=== Begin Enclosure ===

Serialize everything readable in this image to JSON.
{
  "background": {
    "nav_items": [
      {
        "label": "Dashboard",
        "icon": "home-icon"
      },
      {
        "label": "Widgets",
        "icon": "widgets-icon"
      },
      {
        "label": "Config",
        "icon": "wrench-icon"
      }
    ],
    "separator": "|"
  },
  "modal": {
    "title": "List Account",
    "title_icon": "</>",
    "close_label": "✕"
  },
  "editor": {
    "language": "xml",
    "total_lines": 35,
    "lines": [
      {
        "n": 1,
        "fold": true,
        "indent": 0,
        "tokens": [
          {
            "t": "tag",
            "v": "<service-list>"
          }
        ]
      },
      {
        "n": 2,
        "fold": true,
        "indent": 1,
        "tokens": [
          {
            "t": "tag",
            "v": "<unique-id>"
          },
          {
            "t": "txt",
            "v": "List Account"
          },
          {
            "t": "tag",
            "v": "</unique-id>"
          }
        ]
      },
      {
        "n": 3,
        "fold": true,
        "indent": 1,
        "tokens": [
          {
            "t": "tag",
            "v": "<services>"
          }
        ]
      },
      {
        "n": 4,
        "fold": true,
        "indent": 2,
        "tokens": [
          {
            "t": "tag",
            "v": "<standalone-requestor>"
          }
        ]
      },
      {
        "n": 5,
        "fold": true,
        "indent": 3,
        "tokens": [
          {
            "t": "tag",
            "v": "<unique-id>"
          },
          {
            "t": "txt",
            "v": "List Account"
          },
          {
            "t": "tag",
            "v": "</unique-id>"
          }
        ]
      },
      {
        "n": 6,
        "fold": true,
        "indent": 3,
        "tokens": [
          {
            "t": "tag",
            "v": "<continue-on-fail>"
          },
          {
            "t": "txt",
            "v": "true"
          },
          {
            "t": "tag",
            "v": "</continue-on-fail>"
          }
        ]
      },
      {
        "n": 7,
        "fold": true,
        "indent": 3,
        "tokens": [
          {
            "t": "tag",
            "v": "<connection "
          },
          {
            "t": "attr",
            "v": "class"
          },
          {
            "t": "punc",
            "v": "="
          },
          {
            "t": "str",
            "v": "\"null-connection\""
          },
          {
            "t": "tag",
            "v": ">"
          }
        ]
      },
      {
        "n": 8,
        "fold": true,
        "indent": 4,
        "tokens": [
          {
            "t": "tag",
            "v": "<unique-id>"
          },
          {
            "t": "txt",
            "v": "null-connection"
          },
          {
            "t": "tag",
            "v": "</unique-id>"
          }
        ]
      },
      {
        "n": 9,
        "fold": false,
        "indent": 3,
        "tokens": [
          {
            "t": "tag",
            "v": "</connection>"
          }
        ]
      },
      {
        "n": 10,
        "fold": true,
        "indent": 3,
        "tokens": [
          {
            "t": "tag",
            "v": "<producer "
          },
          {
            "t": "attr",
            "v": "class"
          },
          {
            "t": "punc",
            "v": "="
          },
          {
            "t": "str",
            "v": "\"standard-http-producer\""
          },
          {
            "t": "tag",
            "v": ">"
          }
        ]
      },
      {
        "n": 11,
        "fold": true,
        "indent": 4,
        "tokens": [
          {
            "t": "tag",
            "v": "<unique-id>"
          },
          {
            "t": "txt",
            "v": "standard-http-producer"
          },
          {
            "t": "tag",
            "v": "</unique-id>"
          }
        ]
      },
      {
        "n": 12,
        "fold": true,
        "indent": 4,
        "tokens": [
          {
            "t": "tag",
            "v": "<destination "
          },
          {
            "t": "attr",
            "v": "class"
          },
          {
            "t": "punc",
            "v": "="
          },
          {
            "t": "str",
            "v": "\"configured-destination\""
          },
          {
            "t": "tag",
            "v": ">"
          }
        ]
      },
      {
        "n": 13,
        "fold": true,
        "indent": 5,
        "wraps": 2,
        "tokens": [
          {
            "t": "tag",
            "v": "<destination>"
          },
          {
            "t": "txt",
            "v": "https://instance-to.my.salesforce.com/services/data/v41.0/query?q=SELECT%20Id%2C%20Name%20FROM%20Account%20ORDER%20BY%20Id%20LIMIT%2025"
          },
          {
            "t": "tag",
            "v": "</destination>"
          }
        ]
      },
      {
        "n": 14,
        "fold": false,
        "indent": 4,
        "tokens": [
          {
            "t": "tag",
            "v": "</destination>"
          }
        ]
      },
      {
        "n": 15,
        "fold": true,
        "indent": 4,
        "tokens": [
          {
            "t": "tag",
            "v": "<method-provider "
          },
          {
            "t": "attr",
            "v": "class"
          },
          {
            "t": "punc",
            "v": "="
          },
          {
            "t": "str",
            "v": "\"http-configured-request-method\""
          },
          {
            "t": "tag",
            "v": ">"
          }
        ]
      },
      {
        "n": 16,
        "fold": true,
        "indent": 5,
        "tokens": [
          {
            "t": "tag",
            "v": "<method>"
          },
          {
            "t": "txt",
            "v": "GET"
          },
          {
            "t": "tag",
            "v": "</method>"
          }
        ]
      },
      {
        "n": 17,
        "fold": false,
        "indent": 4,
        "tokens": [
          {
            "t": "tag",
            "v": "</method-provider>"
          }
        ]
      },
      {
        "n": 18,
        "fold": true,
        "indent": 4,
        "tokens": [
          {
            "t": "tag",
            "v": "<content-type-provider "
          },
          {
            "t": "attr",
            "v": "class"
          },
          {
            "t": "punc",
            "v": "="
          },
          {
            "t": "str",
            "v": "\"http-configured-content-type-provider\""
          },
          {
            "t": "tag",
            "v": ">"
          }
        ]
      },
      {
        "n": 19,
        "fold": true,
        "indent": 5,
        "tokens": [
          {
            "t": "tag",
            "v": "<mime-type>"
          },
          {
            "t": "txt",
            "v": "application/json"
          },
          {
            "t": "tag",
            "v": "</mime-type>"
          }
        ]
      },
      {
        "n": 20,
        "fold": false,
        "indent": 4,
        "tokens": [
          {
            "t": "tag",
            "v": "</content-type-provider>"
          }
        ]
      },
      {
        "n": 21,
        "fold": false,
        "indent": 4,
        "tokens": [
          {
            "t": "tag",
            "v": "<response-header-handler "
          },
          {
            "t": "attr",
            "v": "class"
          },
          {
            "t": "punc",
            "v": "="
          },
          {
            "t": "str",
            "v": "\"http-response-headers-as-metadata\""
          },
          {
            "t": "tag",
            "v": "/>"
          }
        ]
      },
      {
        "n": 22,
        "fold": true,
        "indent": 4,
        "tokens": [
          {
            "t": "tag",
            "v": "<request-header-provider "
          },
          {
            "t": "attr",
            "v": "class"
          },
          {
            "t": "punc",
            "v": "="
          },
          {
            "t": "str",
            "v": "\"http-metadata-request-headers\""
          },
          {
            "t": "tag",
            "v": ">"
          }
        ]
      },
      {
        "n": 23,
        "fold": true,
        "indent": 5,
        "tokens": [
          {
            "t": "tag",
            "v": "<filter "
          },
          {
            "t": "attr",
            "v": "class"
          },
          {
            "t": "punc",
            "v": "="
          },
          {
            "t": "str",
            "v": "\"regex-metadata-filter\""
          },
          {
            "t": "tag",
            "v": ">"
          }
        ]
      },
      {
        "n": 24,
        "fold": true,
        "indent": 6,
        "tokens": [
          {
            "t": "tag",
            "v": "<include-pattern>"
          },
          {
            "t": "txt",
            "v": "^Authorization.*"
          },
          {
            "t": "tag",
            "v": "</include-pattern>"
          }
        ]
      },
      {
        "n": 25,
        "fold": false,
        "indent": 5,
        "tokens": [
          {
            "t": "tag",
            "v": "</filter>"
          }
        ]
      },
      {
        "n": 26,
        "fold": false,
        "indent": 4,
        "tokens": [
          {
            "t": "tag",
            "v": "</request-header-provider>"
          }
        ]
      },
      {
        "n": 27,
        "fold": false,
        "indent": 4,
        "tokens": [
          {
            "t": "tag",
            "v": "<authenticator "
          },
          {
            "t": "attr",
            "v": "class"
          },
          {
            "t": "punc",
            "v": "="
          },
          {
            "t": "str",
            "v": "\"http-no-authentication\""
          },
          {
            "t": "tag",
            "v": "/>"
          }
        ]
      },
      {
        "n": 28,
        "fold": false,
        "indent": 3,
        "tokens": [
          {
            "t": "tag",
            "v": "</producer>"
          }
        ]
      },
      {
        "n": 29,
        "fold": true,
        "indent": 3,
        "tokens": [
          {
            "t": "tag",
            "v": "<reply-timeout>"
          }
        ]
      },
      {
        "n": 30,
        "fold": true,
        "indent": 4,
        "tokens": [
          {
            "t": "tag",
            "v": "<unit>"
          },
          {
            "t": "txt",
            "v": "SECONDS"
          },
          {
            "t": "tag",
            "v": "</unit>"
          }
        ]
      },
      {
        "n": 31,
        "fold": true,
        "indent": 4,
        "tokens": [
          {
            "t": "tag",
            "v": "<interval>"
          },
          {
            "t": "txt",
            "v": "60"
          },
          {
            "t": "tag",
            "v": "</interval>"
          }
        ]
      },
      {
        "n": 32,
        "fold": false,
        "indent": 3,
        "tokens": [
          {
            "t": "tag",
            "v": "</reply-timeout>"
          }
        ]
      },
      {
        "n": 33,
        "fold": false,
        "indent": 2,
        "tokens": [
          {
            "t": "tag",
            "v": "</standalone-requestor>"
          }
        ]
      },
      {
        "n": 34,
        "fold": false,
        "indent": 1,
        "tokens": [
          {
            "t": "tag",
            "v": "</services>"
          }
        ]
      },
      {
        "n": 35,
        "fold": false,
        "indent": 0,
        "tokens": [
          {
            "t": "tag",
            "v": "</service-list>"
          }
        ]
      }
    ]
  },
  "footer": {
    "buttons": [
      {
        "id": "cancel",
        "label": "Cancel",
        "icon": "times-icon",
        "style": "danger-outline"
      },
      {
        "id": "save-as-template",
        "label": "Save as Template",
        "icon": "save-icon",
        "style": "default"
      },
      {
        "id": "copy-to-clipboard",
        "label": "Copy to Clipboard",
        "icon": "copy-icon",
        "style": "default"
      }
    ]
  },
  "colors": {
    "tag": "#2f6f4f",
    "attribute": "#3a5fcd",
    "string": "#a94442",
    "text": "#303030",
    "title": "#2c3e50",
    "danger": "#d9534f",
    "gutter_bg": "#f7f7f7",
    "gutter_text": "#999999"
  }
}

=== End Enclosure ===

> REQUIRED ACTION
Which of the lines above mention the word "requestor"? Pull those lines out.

> EXERCISE SOLUTION
            "v": "<standalone-requestor>"
            "v": "</standalone-requestor>"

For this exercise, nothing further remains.